Cabinet Approves 3 Key Economic Plans; Aims to Create Stability Amid Population Decline, Break Free of Deflation

The Yomiuri Shimbun
Prime Minister Fumio Kishida speaks during a joint meeting of the Council on Economic and Fiscal Policy and the Council of New Form of Capitalism Realization at the Prime Minister’s Office in Tokyo on Friday.

The government on Friday approved three key economic plans: the Basic Policy on Economic and Fiscal Management and Reform, which sets the direction of key future measures; the revised action plan for a “new form of capitalism,” which is a growth strategy; and a regulatory reform implementation plan.

The government noted that real gross domestic product growth of more than 1% is needed to make the economy, public finances and social security sustainable in the 2030s and beyond, when the nation’s population decline is expected to be in full swing. The government expects that a nominal GDP of ¥1 quadrillion will be in sight around 2040 if the nation achieves such growth.

Earlier on the same day, the government held a joint meeting of the Council on Economic and Fiscal Policy, chaired by Prime Minister Fumio Kishida, and the Council of New Form of Capitalism Realization, in order to finalize these plans.

“We aim to realize an economic society in which the next generation can have hopes for the future,” Kishida said at the meeting.

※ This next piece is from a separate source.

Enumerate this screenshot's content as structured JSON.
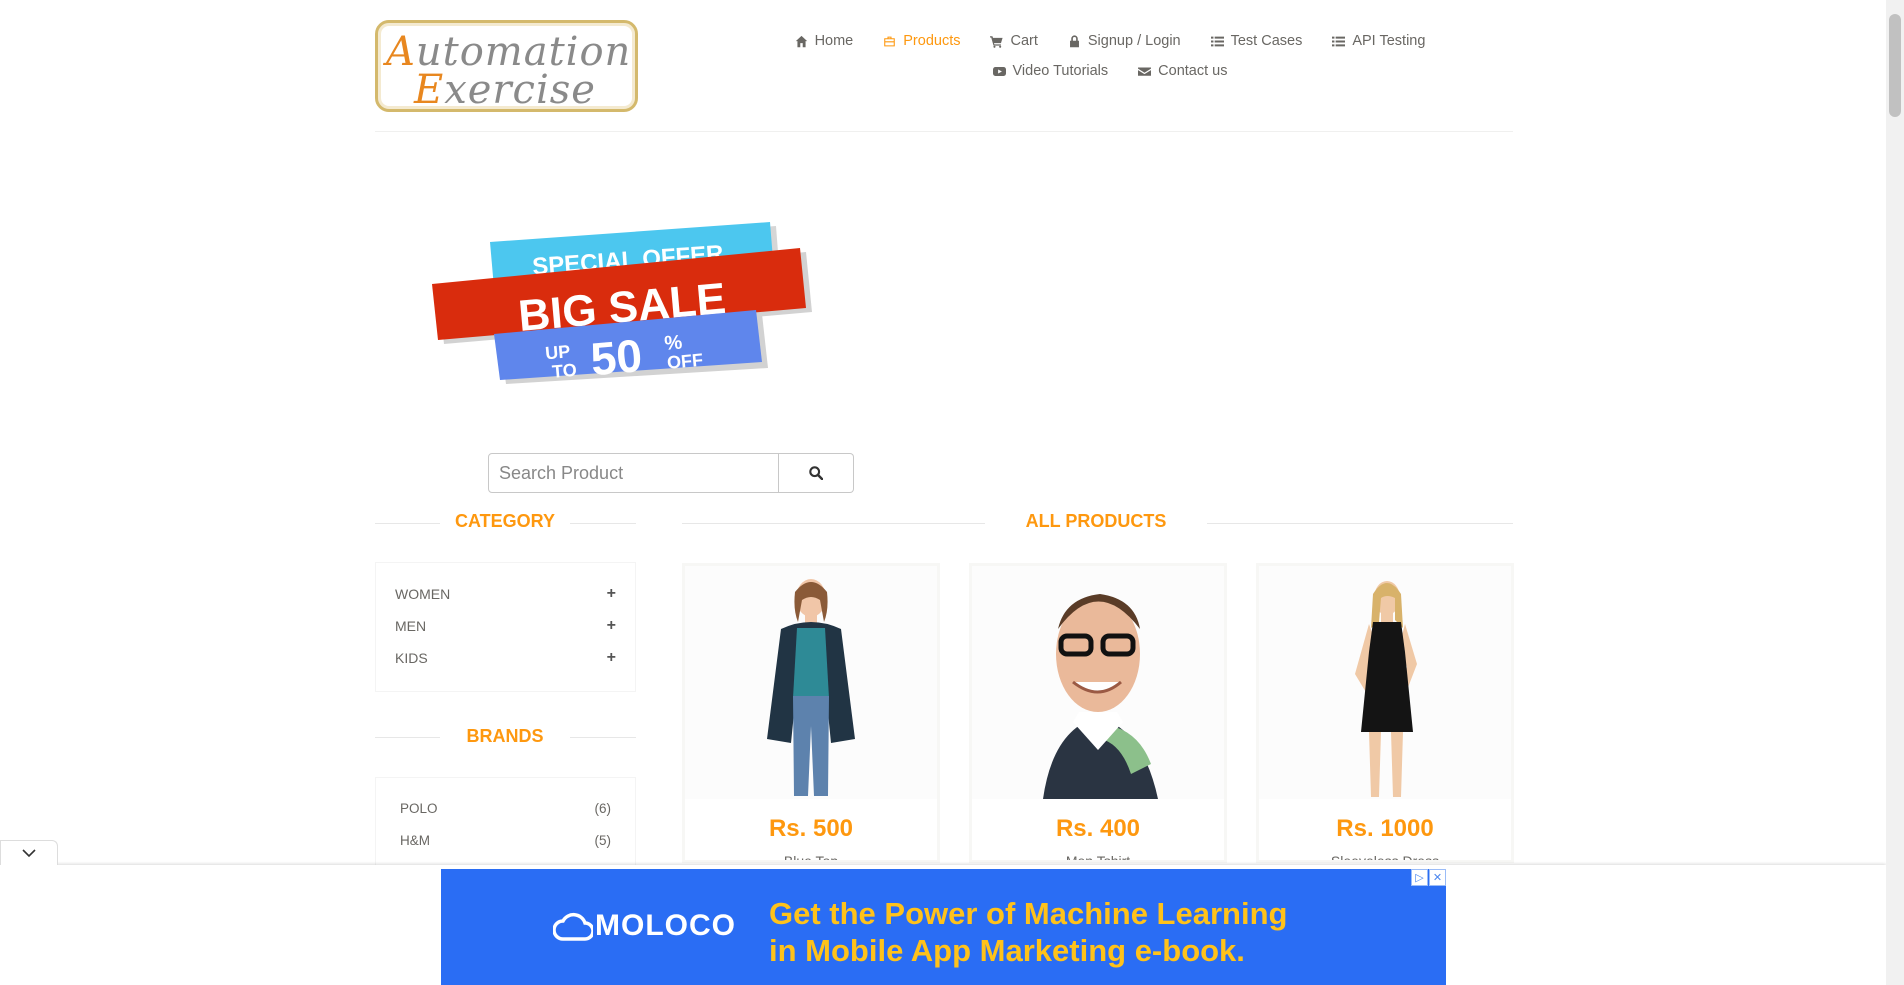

This year’s Basic Policy on Economic and Fiscal Management and Reform, also known as the “big-boned policy,” states that the current Japanese economy faces “a once-in-a-lifetime opportunity to completely break away from deflation and realize a growth-oriented economy” by solidifying income growth and wage increases through such measures shifting labor costs to prices and reforming personnel systems.

The government also devised a new plan to invigorate economic and fiscal conditions, spanning six years from fiscal 2025. In previous plans compiled in 2022 and 2023, the government stopped short of specifying its primary balance goal, but in the new plan, it has set a goal of achieving a surplus in the combined primary balance of the central and local governments in fiscal 2025.

“New form of capitalism” is a signature policy of the Kishida Cabinet with the aim of creating a virtuous cycle of growth and distribution. The revised action plan on this policy contains four pillars of measures, such as support for wage increases targeting small and midsize companies and investment in growth areas including artificial intelligence and semiconductors.

The regulatory reform implementation plan includes a measure to improve the operation of ridesharing, in which paid ride-hailing services are provided by private drivers under the operational control of taxi companies. Such ride-sharing services began in Japan in April, but there are currently restrictions on locations, times and number of vehicles. The plan calls for the government to consider easing such restrictions in case of rain and scheduled events, among other occasions.